### [How to complete this task]
Filter the listing so that only lines with the word "ffffff" remain.

==================================================

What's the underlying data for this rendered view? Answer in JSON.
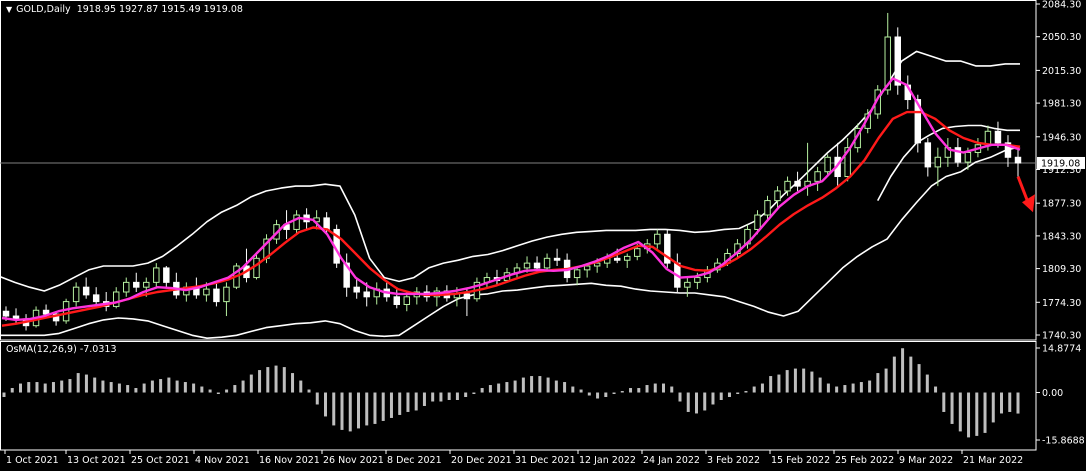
{
  "header": {
    "symbol": "GOLD,Daily",
    "ohlc": "1918.95 1927.87 1915.49 1919.08",
    "triangle_icon": "caret-down-icon"
  },
  "osma_header": "OsMA(12,26,9) -7.0313",
  "current_price_label": "1919.08",
  "colors": {
    "background": "#000000",
    "bull_candle": "#b6f0a0",
    "bear_candle": "#ffffff",
    "bollinger": "#ffffff",
    "fast_ma": "#ff33dd",
    "slow_ma": "#ff1a1a",
    "osma_bars": "#bfbfbf",
    "arrow": "#ff1a1a",
    "grid_line": "#7f7f7f"
  },
  "chart_data": [
    {
      "type": "line",
      "panel": "price",
      "x_labels": [
        "1 Oct 2021",
        "13 Oct 2021",
        "25 Oct 2021",
        "4 Nov 2021",
        "16 Nov 2021",
        "26 Nov 2021",
        "8 Dec 2021",
        "20 Dec 2021",
        "31 Dec 2021",
        "12 Jan 2022",
        "24 Jan 2022",
        "3 Feb 2022",
        "15 Feb 2022",
        "25 Feb 2022",
        "9 Mar 2022",
        "21 Mar 2022"
      ],
      "y_ticks": [
        2084.3,
        2050.3,
        2015.3,
        1981.3,
        1946.3,
        1912.3,
        1877.3,
        1843.3,
        1809.3,
        1774.3,
        1740.3
      ],
      "ylim": [
        1740.3,
        2084.3
      ],
      "current_price": 1919.08,
      "candles": [
        [
          1765,
          1770,
          1755,
          1760
        ],
        [
          1760,
          1768,
          1752,
          1757
        ],
        [
          1757,
          1762,
          1745,
          1750
        ],
        [
          1750,
          1770,
          1748,
          1766
        ],
        [
          1766,
          1772,
          1758,
          1762
        ],
        [
          1762,
          1765,
          1750,
          1755
        ],
        [
          1755,
          1778,
          1752,
          1775
        ],
        [
          1775,
          1795,
          1770,
          1790
        ],
        [
          1790,
          1800,
          1778,
          1782
        ],
        [
          1782,
          1790,
          1770,
          1775
        ],
        [
          1775,
          1785,
          1765,
          1770
        ],
        [
          1770,
          1790,
          1768,
          1785
        ],
        [
          1785,
          1800,
          1780,
          1795
        ],
        [
          1795,
          1805,
          1785,
          1790
        ],
        [
          1790,
          1800,
          1780,
          1795
        ],
        [
          1795,
          1815,
          1790,
          1810
        ],
        [
          1810,
          1812,
          1790,
          1795
        ],
        [
          1795,
          1805,
          1778,
          1782
        ],
        [
          1782,
          1795,
          1775,
          1790
        ],
        [
          1790,
          1800,
          1778,
          1782
        ],
        [
          1782,
          1795,
          1775,
          1788
        ],
        [
          1788,
          1795,
          1770,
          1775
        ],
        [
          1775,
          1795,
          1760,
          1790
        ],
        [
          1790,
          1815,
          1788,
          1812
        ],
        [
          1812,
          1830,
          1795,
          1800
        ],
        [
          1800,
          1825,
          1798,
          1820
        ],
        [
          1820,
          1845,
          1815,
          1840
        ],
        [
          1840,
          1860,
          1835,
          1855
        ],
        [
          1855,
          1870,
          1840,
          1850
        ],
        [
          1850,
          1870,
          1845,
          1865
        ],
        [
          1865,
          1872,
          1850,
          1858
        ],
        [
          1858,
          1870,
          1850,
          1862
        ],
        [
          1862,
          1868,
          1845,
          1850
        ],
        [
          1850,
          1855,
          1810,
          1815
        ],
        [
          1815,
          1825,
          1780,
          1790
        ],
        [
          1790,
          1800,
          1778,
          1785
        ],
        [
          1785,
          1795,
          1770,
          1780
        ],
        [
          1780,
          1795,
          1772,
          1788
        ],
        [
          1788,
          1795,
          1775,
          1780
        ],
        [
          1780,
          1790,
          1768,
          1772
        ],
        [
          1772,
          1785,
          1765,
          1780
        ],
        [
          1780,
          1790,
          1772,
          1785
        ],
        [
          1785,
          1792,
          1775,
          1780
        ],
        [
          1780,
          1790,
          1770,
          1786
        ],
        [
          1786,
          1792,
          1775,
          1779
        ],
        [
          1779,
          1790,
          1770,
          1783
        ],
        [
          1783,
          1788,
          1760,
          1778
        ],
        [
          1778,
          1800,
          1775,
          1795
        ],
        [
          1795,
          1805,
          1790,
          1800
        ],
        [
          1800,
          1808,
          1792,
          1797
        ],
        [
          1797,
          1810,
          1795,
          1805
        ],
        [
          1805,
          1815,
          1800,
          1810
        ],
        [
          1810,
          1822,
          1805,
          1815
        ],
        [
          1815,
          1822,
          1805,
          1810
        ],
        [
          1810,
          1825,
          1808,
          1820
        ],
        [
          1820,
          1830,
          1812,
          1818
        ],
        [
          1818,
          1825,
          1795,
          1800
        ],
        [
          1800,
          1812,
          1792,
          1808
        ],
        [
          1808,
          1815,
          1800,
          1812
        ],
        [
          1812,
          1820,
          1805,
          1815
        ],
        [
          1815,
          1825,
          1810,
          1820
        ],
        [
          1820,
          1830,
          1815,
          1818
        ],
        [
          1818,
          1825,
          1810,
          1822
        ],
        [
          1822,
          1835,
          1818,
          1830
        ],
        [
          1830,
          1840,
          1825,
          1835
        ],
        [
          1835,
          1850,
          1830,
          1845
        ],
        [
          1845,
          1850,
          1810,
          1815
        ],
        [
          1815,
          1825,
          1785,
          1790
        ],
        [
          1790,
          1800,
          1780,
          1795
        ],
        [
          1795,
          1805,
          1788,
          1800
        ],
        [
          1800,
          1812,
          1795,
          1808
        ],
        [
          1808,
          1820,
          1805,
          1815
        ],
        [
          1815,
          1830,
          1812,
          1825
        ],
        [
          1825,
          1840,
          1820,
          1835
        ],
        [
          1835,
          1855,
          1830,
          1850
        ],
        [
          1850,
          1870,
          1845,
          1865
        ],
        [
          1865,
          1885,
          1860,
          1880
        ],
        [
          1880,
          1895,
          1870,
          1890
        ],
        [
          1890,
          1905,
          1885,
          1900
        ],
        [
          1900,
          1910,
          1890,
          1895
        ],
        [
          1895,
          1940,
          1885,
          1900
        ],
        [
          1900,
          1915,
          1890,
          1910
        ],
        [
          1910,
          1928,
          1905,
          1925
        ],
        [
          1925,
          1940,
          1895,
          1905
        ],
        [
          1905,
          1945,
          1900,
          1935
        ],
        [
          1935,
          1960,
          1930,
          1955
        ],
        [
          1955,
          1975,
          1950,
          1970
        ],
        [
          1970,
          2000,
          1965,
          1995
        ],
        [
          1995,
          2075,
          1990,
          2050
        ],
        [
          2050,
          2060,
          1990,
          2000
        ],
        [
          2000,
          2010,
          1975,
          1985
        ],
        [
          1985,
          1990,
          1930,
          1940
        ],
        [
          1940,
          1945,
          1905,
          1915
        ],
        [
          1915,
          1935,
          1895,
          1925
        ],
        [
          1925,
          1945,
          1915,
          1935
        ],
        [
          1935,
          1945,
          1915,
          1920
        ],
        [
          1920,
          1935,
          1912,
          1930
        ],
        [
          1930,
          1945,
          1925,
          1938
        ],
        [
          1938,
          1958,
          1932,
          1952
        ],
        [
          1952,
          1962,
          1935,
          1940
        ],
        [
          1940,
          1948,
          1915,
          1925
        ],
        [
          1925,
          1935,
          1905,
          1919.08
        ]
      ],
      "fast_ma": [
        1758,
        1756,
        1757,
        1760,
        1765,
        1768,
        1770,
        1772,
        1774,
        1778,
        1785,
        1790,
        1789,
        1787,
        1790,
        1795,
        1800,
        1810,
        1825,
        1840,
        1855,
        1862,
        1860,
        1845,
        1820,
        1800,
        1790,
        1785,
        1783,
        1783,
        1783,
        1784,
        1786,
        1789,
        1793,
        1798,
        1803,
        1807,
        1808,
        1807,
        1808,
        1812,
        1817,
        1823,
        1831,
        1837,
        1826,
        1809,
        1800,
        1801,
        1805,
        1814,
        1826,
        1840,
        1857,
        1874,
        1886,
        1895,
        1900,
        1915,
        1935,
        1960,
        1988,
        2007,
        2000,
        1975,
        1950,
        1933,
        1930,
        1934,
        1938,
        1938,
        1933
      ],
      "slow_ma": [
        1750,
        1752,
        1755,
        1758,
        1761,
        1764,
        1767,
        1770,
        1774,
        1778,
        1782,
        1785,
        1787,
        1789,
        1791,
        1794,
        1798,
        1804,
        1813,
        1824,
        1836,
        1847,
        1852,
        1850,
        1840,
        1825,
        1810,
        1798,
        1788,
        1784,
        1782,
        1782,
        1783,
        1785,
        1788,
        1792,
        1797,
        1802,
        1806,
        1808,
        1809,
        1812,
        1816,
        1821,
        1827,
        1833,
        1832,
        1822,
        1812,
        1808,
        1807,
        1812,
        1820,
        1830,
        1842,
        1855,
        1866,
        1875,
        1883,
        1893,
        1905,
        1922,
        1945,
        1965,
        1972,
        1972,
        1965,
        1953,
        1945,
        1940,
        1938,
        1938,
        1936
      ],
      "boll_upper": [
        1801,
        1795,
        1790,
        1786,
        1792,
        1800,
        1808,
        1812,
        1812,
        1812,
        1815,
        1822,
        1833,
        1845,
        1858,
        1868,
        1875,
        1884,
        1890,
        1893,
        1895,
        1895,
        1897,
        1895,
        1865,
        1820,
        1800,
        1796,
        1800,
        1810,
        1815,
        1818,
        1822,
        1824,
        1828,
        1833,
        1838,
        1842,
        1845,
        1847,
        1848,
        1849,
        1849,
        1849,
        1850,
        1850,
        1849,
        1847,
        1848,
        1850,
        1851,
        1858,
        1870,
        1886,
        1900,
        1915,
        1930,
        1943,
        1958,
        1975,
        2000,
        2025,
        2035,
        2030,
        2025,
        2025,
        2020,
        2020,
        2022,
        2022
      ],
      "boll_lower": [
        1740,
        1740,
        1740,
        1740,
        1742,
        1747,
        1752,
        1756,
        1758,
        1757,
        1755,
        1750,
        1745,
        1740,
        1737,
        1738,
        1740,
        1744,
        1748,
        1750,
        1752,
        1753,
        1755,
        1752,
        1745,
        1740,
        1739,
        1740,
        1750,
        1760,
        1770,
        1778,
        1782,
        1783,
        1786,
        1787,
        1789,
        1791,
        1792,
        1793,
        1794,
        1792,
        1791,
        1788,
        1786,
        1785,
        1784,
        1784,
        1782,
        1780,
        1775,
        1770,
        1764,
        1760,
        1765,
        1780,
        1795,
        1810,
        1822,
        1832,
        1840,
        1860,
        1878,
        1895,
        1905,
        1910,
        1920,
        1925,
        1932,
        1936
      ],
      "boll_middle_from_index": 87,
      "boll_middle": [
        1880,
        1905,
        1925,
        1940,
        1948,
        1955,
        1957,
        1958,
        1958,
        1955,
        1953,
        1953
      ]
    },
    {
      "type": "bar",
      "panel": "oscillator",
      "title": "OsMA(12,26,9) -7.0313",
      "y_ticks": [
        14.8774,
        0.0,
        -15.8688
      ],
      "ylim": [
        -15.8688,
        14.8774
      ],
      "values": [
        -1.5,
        1.5,
        3.0,
        3.5,
        3.5,
        3.0,
        3.5,
        4.0,
        4.5,
        6.5,
        6.0,
        5.0,
        4.0,
        3.5,
        3.0,
        2.5,
        1.5,
        3.0,
        4.0,
        4.5,
        5.0,
        4.0,
        3.5,
        3.0,
        2.0,
        1.0,
        -0.5,
        1.0,
        2.5,
        4.0,
        6.0,
        7.5,
        8.5,
        9.0,
        8.5,
        6.5,
        4.0,
        1.0,
        -4.0,
        -8.0,
        -11.0,
        -12.5,
        -13.0,
        -12.0,
        -11.0,
        -10.5,
        -9.5,
        -8.5,
        -7.5,
        -6.5,
        -6.0,
        -4.5,
        -3.0,
        -3.0,
        -2.5,
        -2.5,
        -1.5,
        -0.5,
        1.5,
        2.5,
        3.0,
        3.5,
        4.0,
        5.0,
        5.5,
        5.5,
        5.0,
        4.0,
        3.5,
        2.0,
        1.0,
        -1.0,
        -2.0,
        -1.5,
        -0.5,
        0.5,
        1.5,
        1.5,
        2.5,
        3.0,
        3.0,
        2.0,
        -3.0,
        -6.5,
        -7.0,
        -6.0,
        -4.0,
        -2.5,
        -1.5,
        -0.5,
        0.5,
        2.0,
        3.0,
        5.5,
        6.0,
        7.5,
        8.0,
        8.0,
        7.0,
        5.0,
        3.0,
        2.0,
        2.5,
        3.0,
        3.5,
        4.0,
        6.5,
        8.0,
        12.0,
        14.8,
        12.0,
        9.5,
        6.0,
        2.0,
        -6.5,
        -10.5,
        -13.0,
        -15.0,
        -14.5,
        -13.5,
        -10.0,
        -7.0,
        -6.5,
        -7.0313
      ]
    }
  ]
}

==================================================

### [Response to this task]
    "bear_candle": "#ffffff",
    "bollinger": "#ffffff",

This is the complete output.